Let’s face it, spring turkey hunting is fun when the gobblers are hot to trot! Unfortunately, there are fewer and fewer birds in East Texas, prompting Texas Parks and Wildlife Department to look at closing the spring season in the eastern half of the state altogether. Most years between the early 1990s and 2011, fewer than 200 turkeys were recorded at the mandatory check-stations, where successful East Texas hunters were required to bring their birds.
We are talking about East Texas, so who knows what’s being killed east of IH-45, but with less than a couple hundred birds making it to through check-stations each year it seems like the right decision would be to stop all turkey hunting in the region. I can only imagine there are numerous problems with habitat and reproduction that are making things tough on existing eastern turkey populations, so it’s no wonder that even the TPWD turkey stockings have far from a raging success.
Source: A recommendation to suspend the spring turkey hunting season in almost half of the East Texas counties where a limited season for eastern-subspecies wild turkeys has been allowed. If approved by the Texas Parks and Wildlife Commission, which will consider the proposals for adoption at its March 26 meeting, the changes would take effect September 1, 2015.
The proposal to close the spring turkey hunting season in all or part of 14 of the 28 East Texas counties where a month-long spring season currently is allowed comes as wildlife managers try to address what has been a frustrating, decades-long and mostly failed attempt to re-establish eastern-subspecies turkeys in the bird’s former range.

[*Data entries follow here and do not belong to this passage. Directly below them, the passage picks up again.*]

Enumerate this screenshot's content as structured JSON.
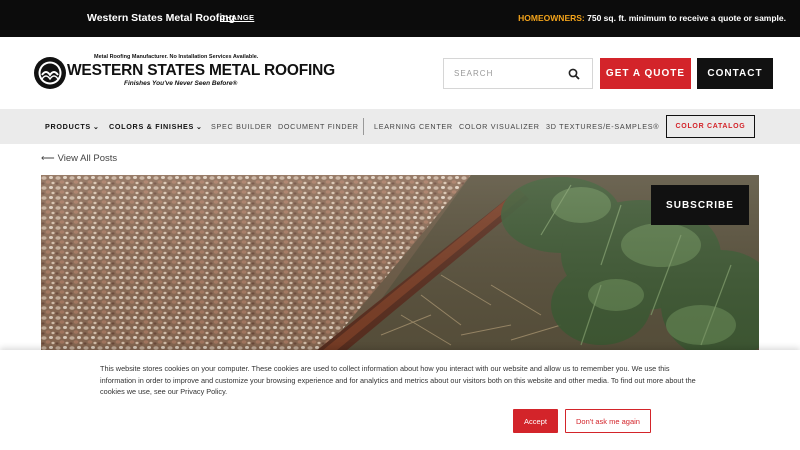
{
  "topbar": {
    "store_name": "Western States Metal Roofing",
    "change_label": "CHANGE",
    "homeowners_label": "HOMEOWNERS:",
    "homeowners_text": " 750 sq. ft. minimum to receive a quote or sample."
  },
  "header": {
    "logo": {
      "tagline": "Metal Roofing Manufacturer. No Installation Services Available.",
      "name": "WESTERN STATES METAL ROOFING",
      "slogan": "Finishes You've Never Seen Before®"
    },
    "search": {
      "placeholder": "SEARCH",
      "value": ""
    },
    "quote_label": "GET A QUOTE",
    "contact_label": "CONTACT"
  },
  "nav": {
    "items": [
      {
        "label": "PRODUCTS",
        "dropdown": true
      },
      {
        "label": "COLORS & FINISHES",
        "dropdown": true
      },
      {
        "label": "SPEC BUILDER"
      },
      {
        "label": "DOCUMENT FINDER"
      },
      {
        "label": "LEARNING CENTER"
      },
      {
        "label": "COLOR VISUALIZER"
      },
      {
        "label": "3D TEXTURES/E-SAMPLES®"
      }
    ],
    "catalog_label": "COLOR CATALOG"
  },
  "back_link": {
    "label": "View All Posts",
    "icon": "arrow-left-icon"
  },
  "hero": {
    "subscribe_label": "SUBSCRIBE"
  },
  "cookie": {
    "text": "This website stores cookies on your computer. These cookies are used to collect information about how you interact with our website and allow us to remember you. We use this information in order to improve and customize your browsing experience and for analytics and metrics about our visitors both on this website and other media. To find out more about the cookies we use, see our Privacy Policy.",
    "accept_label": "Accept",
    "decline_label": "Don't ask me again"
  },
  "colors": {
    "brand_red": "#d3242a",
    "topbar_bg": "#0c0c0c",
    "highlight_orange": "#f2a31b",
    "nav_bg": "#ebebeb"
  }
}
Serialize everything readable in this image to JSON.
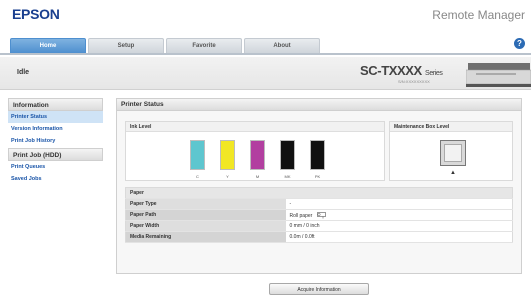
{
  "header": {
    "brand": "EPSON",
    "app_title": "Remote Manager"
  },
  "tabs": [
    {
      "label": "Home",
      "active": true
    },
    {
      "label": "Setup",
      "active": false
    },
    {
      "label": "Favorite",
      "active": false
    },
    {
      "label": "About",
      "active": false
    }
  ],
  "status": {
    "state": "Idle",
    "model": "SC-TXXXX",
    "model_suffix": "Series",
    "serial": "S/N:XXXXXXXXX"
  },
  "sidebar": {
    "sections": [
      {
        "title": "Information",
        "items": [
          "Printer Status",
          "Version Information",
          "Print Job History"
        ]
      },
      {
        "title": "Print Job (HDD)",
        "items": [
          "Print Queues",
          "Saved Jobs"
        ]
      }
    ]
  },
  "main": {
    "title": "Printer Status",
    "ink_panel_title": "Ink Level",
    "inks": [
      {
        "label": "C",
        "color": "#5ec6cf"
      },
      {
        "label": "Y",
        "color": "#f1e725"
      },
      {
        "label": "M",
        "color": "#b23fa0"
      },
      {
        "label": "MK",
        "color": "#111111"
      },
      {
        "label": "PK",
        "color": "#111111"
      }
    ],
    "maintenance_title": "Maintenance Box Level",
    "paper": {
      "header": "Paper",
      "rows": [
        {
          "label": "Paper Type",
          "value": "-"
        },
        {
          "label": "Paper Path",
          "value": "Roll paper"
        },
        {
          "label": "Paper Width",
          "value": "0 mm / 0 inch"
        },
        {
          "label": "Media Remaining",
          "value": "0.0m / 0.0ft"
        }
      ]
    },
    "acquire_button": "Acquire Information"
  }
}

Since the late 1970s, TPWD, working in cooperation with U.S. Forest Service, other government agencies, universities, landowners and the National Wild Turkey Federation, have stocked approximately 10,000 wild eastern turkeys, trapped in other states and transported to Texas, into East Texas. The effort is aimed at re-establishing the subspecies of turkey native to as much as 10 million acres in the eastern third of the state, but which had been extirpated by the 1940s through a combination of over-hunting and habitat loss.